– Rotten Tomatoes". Rotten Tomatoes. Retrieved October 25, 2013.  ^ "The 52nd Academy Awards (1980) Nominees and Winners". oscars.org. Retrieved 2011-10-07.  ^ Siskel, Gene (December 21, 1979). "Romancing of Redford and Fonda supplies the highest voltage in Pollack's 'Electric Horseman'". Chicago Tribune. p. C1.  access-date= requires url= (help)

External links[edit]

The Electric Horseman
The Electric Horseman
on IMDb Analysis of The Electric Horseman
The Electric Horseman
at Transparencynow.com The Electric Horseman
The Electric Horseman
at Rotten Tomatoes
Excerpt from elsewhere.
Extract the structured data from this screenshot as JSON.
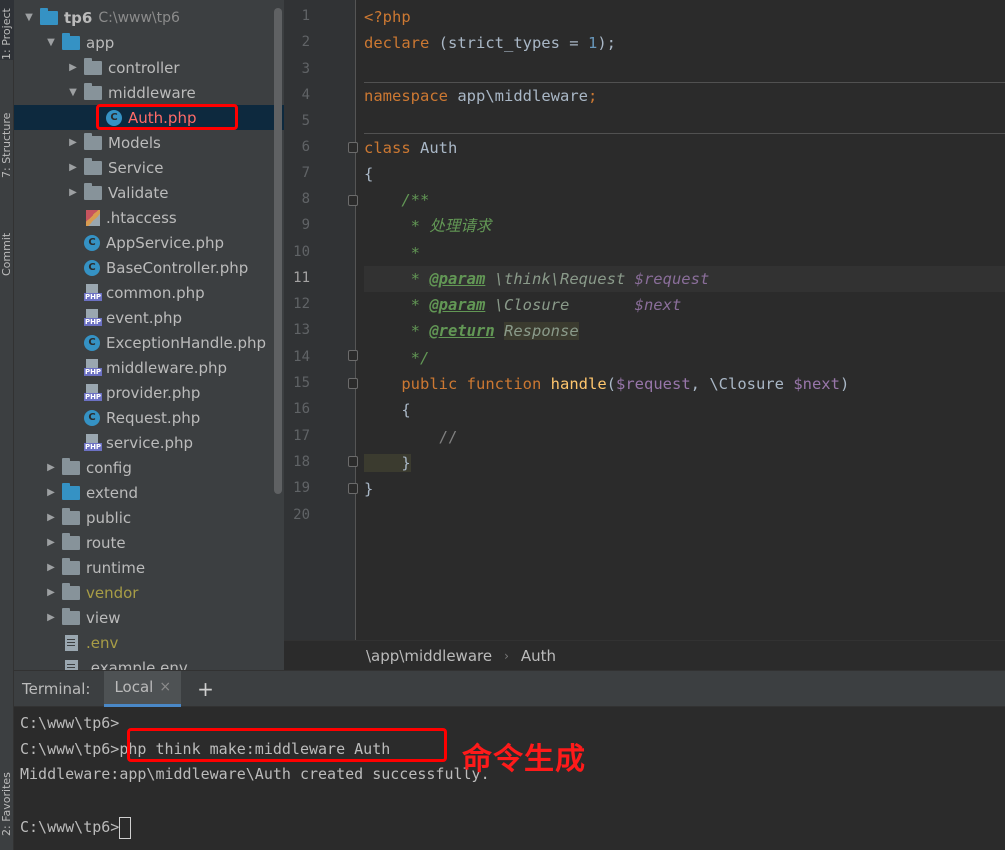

v t e

Films directed by Sydney Pollack

The Slender Thread
The Slender Thread
(1965) This Property Is Condemned
This Property Is Condemned
(1966) The Scalphunters
The Scalphunters
(1968) Castle Keep
Castle Keep
(1969) They Shoot Horses, Don't They? (1969) Jeremiah Johnson (1972) The Way We Were
The Way We Were
(1973) The Yakuza
The Yakuza
(1974) Three Days of the Condor
Three Days of the Condor
(1975) Bobby Deerfield
Bobby Deerfield
(1977) The Electric Horseman
The Electric Horseman
(1979) Absence of Malice
Absence of Malice
(1981) Tootsie
Tootsie
(1982) Out of Africa (1985) Havana (1990) The Firm (1993) Sabrina (1995) Random Hearts
Random Hearts
(1999) The Interpreter
The Interpreter
(2005) Sketches of

.